Physics of windshield-cracking raindrops could demolish kidney stones
A plane has to be going pretty fast for a mere raindrop to crack its windshield, but it can happen. Now, new models of the physics behind the improbable feat may just help doctors crack kidney stones to pieces.
When supersonic jets were first being developed for commercial use in the 1960s, researchers discovered a curious phenomenon that sometimes occurs on test flights through rainforests. Even though raindrops weigh almost nothing, they are capable of creating ring-shaped cracks in the jets' substantial windshields.
Although scientists initially had difficulty explaining this curiosity, Professors Frank Philip Bowden and John Field of the University of Cambridge eventually recognized surface waves as the culprits. Because surface waves spread in only two dimensions, they pack a much more powerful punch than their three-dimensional counterparts. Certain details of the phenomenon, however, have remained poorly understood due to a lack of mathematics to describe it and experimental setups to validate proposed models.

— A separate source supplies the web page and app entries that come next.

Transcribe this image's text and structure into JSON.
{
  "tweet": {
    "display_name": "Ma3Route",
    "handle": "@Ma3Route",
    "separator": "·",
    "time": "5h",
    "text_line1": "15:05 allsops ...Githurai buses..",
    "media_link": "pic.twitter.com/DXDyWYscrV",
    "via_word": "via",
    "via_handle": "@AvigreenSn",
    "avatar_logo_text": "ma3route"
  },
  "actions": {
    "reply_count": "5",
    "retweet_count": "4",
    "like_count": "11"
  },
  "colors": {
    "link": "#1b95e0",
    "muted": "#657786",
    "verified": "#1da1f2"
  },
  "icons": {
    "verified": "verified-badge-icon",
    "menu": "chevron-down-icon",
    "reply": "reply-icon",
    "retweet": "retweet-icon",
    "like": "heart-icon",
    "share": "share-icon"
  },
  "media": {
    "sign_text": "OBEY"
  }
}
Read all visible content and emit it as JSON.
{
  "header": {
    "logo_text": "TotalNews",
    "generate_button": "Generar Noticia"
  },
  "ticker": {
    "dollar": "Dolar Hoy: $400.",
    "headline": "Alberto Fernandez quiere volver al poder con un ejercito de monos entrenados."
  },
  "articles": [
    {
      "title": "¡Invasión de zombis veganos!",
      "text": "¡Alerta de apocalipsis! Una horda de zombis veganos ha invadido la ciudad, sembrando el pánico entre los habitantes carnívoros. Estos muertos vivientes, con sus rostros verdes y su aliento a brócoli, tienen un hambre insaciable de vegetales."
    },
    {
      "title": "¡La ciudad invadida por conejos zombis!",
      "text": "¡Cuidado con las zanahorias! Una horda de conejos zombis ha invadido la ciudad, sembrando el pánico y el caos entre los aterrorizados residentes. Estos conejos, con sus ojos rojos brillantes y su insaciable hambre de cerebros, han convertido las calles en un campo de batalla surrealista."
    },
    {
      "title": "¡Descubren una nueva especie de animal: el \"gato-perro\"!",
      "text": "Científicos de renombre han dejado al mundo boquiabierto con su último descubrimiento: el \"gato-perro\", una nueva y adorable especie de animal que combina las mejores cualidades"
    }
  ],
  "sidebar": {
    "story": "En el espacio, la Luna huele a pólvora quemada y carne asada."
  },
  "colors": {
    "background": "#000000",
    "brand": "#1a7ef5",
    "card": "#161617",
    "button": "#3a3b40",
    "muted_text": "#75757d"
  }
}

In a new paper published Nov. 1 in Physical Review Research, Pei Zhong, professor of mechanical engineering and materials science at Duke University, and his former graduate student Ying Zhang, now an acoustical engineer for Bose, have closed that gap in scientific knowledge.
The pair created an experimental system to visualize the stress created by such surface waves. They put a lithotripsy device designed to shatter kidney stones with soundwaves in a vat of water covered by a sheet of glass, then set off a point-source explosion that expanded as a spherical shock wave. Depending on the angle at which the shockwave hits the glass, it can produce surface waves that spread on the water-glass boundary.
With a high-speed camera, the team measured the speed of various elements of a shock wave over the mere moments it takes to propagate through the glass. Zhang used those measurements to validate a finite element model constructed using a multiphysics software called COMSOL. The models successfully reproduced the characteristics of a series of bulk and surface waves often observed in such situations, including one that may save people from needing surgery to remove kidney stones.
The researchers discovered that the type of wave primarily responsible for most of the stress and damage—called a leaky Rayleigh wave—propagates much faster than a second type of wave called an evanescent wave. While they're created at the same time on the water-glass boundary, the leaky Rayleigh wave eventually pulls away from the evanescent wave, which is the moment and location of the highest tensile stress caused by the phenomenon.
They also discovered that the circular cracks originally observed on the supersonic jet windshields don't necessarily form at this point—they require an existing imperfection in the glass to get started. But once initiated, the crack propagates along a circular trajectory, following the first principal stress in the solid set off by the advancing leaky Rayleigh wave.
"The challenge for treating kidney stones is to reduce the stones to very fine fragments so the doctors don't have to follow up with any ancillary procedures," said Zhong. "Based on the insight gained through this model, we may be able to optimize the shape of the shock waves and lithotripter design to create more tension on the surface of the kidney stones to open up the defects more efficiently."